* _INPUT FOR THIS TASK_:
• • • •

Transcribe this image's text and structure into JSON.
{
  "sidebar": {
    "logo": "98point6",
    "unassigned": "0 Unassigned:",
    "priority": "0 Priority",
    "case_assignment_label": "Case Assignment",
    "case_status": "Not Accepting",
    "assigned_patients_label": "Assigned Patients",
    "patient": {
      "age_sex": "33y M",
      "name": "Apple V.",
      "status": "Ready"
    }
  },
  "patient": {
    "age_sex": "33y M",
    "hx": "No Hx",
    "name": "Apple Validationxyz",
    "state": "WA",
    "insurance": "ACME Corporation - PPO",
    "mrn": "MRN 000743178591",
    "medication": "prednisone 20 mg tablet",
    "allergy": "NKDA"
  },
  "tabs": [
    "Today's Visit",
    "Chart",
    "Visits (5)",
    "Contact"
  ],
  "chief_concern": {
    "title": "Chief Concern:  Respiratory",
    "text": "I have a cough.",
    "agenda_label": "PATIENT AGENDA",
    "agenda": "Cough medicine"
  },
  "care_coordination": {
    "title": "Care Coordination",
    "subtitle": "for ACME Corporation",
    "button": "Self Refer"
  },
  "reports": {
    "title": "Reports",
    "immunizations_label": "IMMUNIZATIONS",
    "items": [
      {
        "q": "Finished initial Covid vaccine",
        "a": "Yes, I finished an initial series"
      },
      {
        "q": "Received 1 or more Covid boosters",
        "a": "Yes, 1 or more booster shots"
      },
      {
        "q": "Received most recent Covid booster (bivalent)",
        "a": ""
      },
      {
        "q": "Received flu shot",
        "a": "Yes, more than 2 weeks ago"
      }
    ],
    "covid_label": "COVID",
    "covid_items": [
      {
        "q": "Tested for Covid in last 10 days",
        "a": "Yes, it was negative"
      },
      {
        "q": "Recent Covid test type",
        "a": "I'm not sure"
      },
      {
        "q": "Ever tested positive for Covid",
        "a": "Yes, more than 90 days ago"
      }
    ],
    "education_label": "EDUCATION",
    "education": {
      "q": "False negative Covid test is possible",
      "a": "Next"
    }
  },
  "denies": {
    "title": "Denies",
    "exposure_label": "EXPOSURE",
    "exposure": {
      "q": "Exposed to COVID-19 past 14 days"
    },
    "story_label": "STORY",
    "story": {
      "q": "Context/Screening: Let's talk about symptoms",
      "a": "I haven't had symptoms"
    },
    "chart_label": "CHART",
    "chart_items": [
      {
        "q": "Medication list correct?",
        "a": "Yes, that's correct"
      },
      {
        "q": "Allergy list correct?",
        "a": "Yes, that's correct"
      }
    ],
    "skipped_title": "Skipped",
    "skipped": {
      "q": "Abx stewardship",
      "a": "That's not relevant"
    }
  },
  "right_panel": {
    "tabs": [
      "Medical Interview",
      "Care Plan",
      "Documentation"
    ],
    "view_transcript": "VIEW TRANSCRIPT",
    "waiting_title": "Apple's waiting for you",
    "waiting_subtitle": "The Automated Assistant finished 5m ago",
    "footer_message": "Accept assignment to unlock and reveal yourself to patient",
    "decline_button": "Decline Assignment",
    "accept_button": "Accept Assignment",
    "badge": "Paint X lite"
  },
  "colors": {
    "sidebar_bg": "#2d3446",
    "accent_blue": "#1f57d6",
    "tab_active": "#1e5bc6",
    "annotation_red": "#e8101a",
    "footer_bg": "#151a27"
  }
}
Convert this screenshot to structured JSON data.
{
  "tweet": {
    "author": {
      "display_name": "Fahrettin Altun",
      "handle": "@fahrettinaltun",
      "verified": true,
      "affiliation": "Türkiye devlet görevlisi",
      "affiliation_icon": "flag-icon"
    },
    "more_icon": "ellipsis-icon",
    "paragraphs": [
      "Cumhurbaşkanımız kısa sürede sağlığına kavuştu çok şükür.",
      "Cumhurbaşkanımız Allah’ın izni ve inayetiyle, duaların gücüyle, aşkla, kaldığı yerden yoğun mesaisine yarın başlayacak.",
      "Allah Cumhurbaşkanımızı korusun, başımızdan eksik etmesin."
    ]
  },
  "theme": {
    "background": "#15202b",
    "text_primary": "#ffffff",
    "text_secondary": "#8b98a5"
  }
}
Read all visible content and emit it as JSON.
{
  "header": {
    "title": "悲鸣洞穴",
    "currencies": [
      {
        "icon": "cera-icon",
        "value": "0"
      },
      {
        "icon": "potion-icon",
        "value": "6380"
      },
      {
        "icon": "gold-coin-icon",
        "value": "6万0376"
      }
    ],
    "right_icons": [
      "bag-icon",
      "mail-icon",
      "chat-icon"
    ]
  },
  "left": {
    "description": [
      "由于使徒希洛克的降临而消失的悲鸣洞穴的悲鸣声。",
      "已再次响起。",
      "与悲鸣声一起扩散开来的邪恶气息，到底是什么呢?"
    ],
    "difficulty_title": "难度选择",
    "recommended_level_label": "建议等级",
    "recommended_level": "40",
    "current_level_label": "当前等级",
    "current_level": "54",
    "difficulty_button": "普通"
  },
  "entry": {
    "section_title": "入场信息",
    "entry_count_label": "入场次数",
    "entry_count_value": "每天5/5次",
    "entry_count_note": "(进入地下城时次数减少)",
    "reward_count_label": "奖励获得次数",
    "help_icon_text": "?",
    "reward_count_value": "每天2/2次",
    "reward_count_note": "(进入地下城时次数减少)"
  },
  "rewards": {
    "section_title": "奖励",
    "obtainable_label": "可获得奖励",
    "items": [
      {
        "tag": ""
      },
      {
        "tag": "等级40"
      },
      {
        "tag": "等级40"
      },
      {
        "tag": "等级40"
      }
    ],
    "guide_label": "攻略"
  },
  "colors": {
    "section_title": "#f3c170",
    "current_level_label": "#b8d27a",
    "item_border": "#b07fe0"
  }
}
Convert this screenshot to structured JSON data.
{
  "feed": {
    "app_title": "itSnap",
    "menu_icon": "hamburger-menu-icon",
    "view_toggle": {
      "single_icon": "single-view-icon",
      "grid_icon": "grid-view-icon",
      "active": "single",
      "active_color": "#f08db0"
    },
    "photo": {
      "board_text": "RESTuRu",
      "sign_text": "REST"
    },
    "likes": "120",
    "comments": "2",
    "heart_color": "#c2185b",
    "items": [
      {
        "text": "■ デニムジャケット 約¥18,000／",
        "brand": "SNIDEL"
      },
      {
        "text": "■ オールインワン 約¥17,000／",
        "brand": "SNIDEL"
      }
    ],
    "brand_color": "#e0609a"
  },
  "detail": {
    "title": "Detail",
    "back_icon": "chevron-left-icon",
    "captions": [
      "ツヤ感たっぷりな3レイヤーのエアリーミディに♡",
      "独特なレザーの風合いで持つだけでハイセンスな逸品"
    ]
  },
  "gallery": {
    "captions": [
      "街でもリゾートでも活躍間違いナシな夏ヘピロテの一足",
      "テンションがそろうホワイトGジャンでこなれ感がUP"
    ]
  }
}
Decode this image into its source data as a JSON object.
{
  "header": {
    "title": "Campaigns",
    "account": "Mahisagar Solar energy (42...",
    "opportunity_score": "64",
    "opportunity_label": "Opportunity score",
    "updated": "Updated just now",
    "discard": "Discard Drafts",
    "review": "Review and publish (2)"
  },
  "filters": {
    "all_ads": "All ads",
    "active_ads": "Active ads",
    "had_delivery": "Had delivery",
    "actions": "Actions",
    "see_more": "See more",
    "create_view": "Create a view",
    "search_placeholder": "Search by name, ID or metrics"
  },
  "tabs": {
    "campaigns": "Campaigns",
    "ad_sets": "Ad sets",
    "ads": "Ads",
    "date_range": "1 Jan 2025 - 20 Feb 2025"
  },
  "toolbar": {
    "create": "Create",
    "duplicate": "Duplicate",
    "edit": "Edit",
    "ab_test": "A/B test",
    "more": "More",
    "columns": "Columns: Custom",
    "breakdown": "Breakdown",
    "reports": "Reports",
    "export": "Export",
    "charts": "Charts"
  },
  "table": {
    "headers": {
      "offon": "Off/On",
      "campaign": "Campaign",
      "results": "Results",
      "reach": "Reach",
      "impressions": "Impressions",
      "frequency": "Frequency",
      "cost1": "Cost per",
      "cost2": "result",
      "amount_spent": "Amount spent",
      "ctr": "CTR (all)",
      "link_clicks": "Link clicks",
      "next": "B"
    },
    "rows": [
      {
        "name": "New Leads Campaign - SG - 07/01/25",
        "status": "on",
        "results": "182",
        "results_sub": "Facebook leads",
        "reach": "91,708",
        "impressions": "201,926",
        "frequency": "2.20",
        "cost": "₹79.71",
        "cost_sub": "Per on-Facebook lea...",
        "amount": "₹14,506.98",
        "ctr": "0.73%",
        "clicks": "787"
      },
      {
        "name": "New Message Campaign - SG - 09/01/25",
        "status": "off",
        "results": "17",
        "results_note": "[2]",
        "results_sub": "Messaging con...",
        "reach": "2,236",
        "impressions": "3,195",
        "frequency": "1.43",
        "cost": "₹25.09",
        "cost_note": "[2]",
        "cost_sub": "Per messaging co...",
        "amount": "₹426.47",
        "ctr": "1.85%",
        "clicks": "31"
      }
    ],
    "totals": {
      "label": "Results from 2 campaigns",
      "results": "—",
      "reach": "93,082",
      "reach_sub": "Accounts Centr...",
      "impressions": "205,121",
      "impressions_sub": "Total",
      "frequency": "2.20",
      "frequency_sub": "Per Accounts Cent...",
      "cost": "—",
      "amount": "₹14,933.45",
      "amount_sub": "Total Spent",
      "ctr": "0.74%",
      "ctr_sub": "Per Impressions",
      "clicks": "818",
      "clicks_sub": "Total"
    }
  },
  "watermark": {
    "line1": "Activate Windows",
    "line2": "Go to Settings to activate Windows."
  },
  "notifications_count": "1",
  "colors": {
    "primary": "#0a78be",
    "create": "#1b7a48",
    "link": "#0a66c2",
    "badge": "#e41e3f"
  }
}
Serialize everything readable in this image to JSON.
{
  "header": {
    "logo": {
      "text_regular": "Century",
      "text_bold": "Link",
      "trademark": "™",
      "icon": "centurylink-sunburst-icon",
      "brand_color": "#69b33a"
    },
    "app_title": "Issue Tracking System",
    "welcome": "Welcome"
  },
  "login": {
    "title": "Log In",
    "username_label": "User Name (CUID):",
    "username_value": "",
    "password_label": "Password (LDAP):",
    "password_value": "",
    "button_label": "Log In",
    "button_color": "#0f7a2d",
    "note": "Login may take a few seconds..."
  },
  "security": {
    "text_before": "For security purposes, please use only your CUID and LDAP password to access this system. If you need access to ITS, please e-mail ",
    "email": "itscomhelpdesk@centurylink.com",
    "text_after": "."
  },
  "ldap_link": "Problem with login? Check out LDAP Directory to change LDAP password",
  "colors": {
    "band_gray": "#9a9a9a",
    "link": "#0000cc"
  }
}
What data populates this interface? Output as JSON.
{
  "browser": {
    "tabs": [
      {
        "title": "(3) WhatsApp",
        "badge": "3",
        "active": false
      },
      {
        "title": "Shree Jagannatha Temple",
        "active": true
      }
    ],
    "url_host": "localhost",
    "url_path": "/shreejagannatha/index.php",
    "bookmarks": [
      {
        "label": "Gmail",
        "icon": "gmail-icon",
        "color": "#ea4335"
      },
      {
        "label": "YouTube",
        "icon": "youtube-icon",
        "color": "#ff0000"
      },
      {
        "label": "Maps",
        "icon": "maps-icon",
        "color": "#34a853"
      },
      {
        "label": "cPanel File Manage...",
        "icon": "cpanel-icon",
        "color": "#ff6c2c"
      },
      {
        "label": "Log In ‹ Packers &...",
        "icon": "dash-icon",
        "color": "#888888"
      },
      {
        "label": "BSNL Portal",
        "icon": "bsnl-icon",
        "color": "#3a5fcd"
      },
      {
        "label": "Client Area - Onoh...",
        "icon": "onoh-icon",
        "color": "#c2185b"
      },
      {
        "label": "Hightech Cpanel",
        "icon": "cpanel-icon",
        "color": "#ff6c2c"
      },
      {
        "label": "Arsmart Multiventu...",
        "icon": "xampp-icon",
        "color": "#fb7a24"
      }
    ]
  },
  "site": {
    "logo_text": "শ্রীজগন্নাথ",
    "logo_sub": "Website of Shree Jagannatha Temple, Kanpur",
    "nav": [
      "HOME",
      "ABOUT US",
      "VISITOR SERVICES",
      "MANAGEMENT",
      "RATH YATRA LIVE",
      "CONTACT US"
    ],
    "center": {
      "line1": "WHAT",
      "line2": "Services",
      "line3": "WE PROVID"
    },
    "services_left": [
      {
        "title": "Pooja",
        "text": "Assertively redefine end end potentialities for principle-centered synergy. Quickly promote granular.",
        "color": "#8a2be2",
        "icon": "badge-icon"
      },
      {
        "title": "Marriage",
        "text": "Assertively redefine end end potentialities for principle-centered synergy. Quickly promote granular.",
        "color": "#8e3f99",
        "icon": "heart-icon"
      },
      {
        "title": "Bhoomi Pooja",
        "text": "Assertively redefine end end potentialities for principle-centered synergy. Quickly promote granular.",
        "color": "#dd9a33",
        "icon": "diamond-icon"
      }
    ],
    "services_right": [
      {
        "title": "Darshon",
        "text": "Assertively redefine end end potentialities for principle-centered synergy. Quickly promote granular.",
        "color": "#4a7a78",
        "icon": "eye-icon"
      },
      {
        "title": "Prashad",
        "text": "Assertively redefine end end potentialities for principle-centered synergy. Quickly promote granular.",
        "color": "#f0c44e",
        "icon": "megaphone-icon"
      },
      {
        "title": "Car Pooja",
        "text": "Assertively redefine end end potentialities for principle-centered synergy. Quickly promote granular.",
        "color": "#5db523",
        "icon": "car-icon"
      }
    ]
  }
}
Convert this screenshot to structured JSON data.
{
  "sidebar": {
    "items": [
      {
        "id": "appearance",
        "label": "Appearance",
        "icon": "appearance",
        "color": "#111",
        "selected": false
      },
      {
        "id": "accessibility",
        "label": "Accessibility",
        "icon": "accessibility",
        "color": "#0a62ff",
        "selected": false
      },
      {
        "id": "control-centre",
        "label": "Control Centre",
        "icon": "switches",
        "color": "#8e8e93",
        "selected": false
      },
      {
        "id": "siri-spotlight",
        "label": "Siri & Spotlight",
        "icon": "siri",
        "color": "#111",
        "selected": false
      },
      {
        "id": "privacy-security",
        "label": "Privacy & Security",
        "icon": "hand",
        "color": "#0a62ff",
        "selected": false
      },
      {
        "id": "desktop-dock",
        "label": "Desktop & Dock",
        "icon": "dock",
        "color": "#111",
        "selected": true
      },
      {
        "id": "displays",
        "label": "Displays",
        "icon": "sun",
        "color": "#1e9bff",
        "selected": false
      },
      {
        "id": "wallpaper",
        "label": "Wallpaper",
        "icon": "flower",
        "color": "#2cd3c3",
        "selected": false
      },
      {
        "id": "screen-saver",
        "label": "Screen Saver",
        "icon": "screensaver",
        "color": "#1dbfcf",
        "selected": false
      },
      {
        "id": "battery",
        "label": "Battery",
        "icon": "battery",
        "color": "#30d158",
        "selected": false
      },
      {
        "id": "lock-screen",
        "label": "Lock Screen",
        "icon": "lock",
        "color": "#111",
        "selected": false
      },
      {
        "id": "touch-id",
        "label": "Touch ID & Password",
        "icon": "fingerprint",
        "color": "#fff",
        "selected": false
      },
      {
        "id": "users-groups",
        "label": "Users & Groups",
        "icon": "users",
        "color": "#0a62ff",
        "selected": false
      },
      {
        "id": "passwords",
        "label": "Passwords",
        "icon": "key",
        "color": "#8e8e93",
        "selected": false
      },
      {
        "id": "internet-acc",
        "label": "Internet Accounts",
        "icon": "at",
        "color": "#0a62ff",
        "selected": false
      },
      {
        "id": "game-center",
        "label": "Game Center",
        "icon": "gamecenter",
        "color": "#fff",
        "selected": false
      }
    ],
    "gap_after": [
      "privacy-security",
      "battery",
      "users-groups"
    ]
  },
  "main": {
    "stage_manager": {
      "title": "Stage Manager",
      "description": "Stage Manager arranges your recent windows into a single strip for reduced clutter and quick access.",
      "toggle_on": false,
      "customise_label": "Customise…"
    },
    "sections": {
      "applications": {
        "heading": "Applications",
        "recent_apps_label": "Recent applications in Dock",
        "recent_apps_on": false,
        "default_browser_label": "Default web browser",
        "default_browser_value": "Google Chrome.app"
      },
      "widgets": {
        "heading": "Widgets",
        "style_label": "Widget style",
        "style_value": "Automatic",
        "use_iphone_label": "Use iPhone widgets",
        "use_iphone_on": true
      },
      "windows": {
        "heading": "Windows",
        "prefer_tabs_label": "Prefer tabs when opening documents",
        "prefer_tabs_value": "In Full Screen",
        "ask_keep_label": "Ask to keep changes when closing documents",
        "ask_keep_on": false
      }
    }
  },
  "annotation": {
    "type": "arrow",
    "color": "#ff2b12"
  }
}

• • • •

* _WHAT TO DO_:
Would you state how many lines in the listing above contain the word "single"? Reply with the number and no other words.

* _TASK RESULT_:
3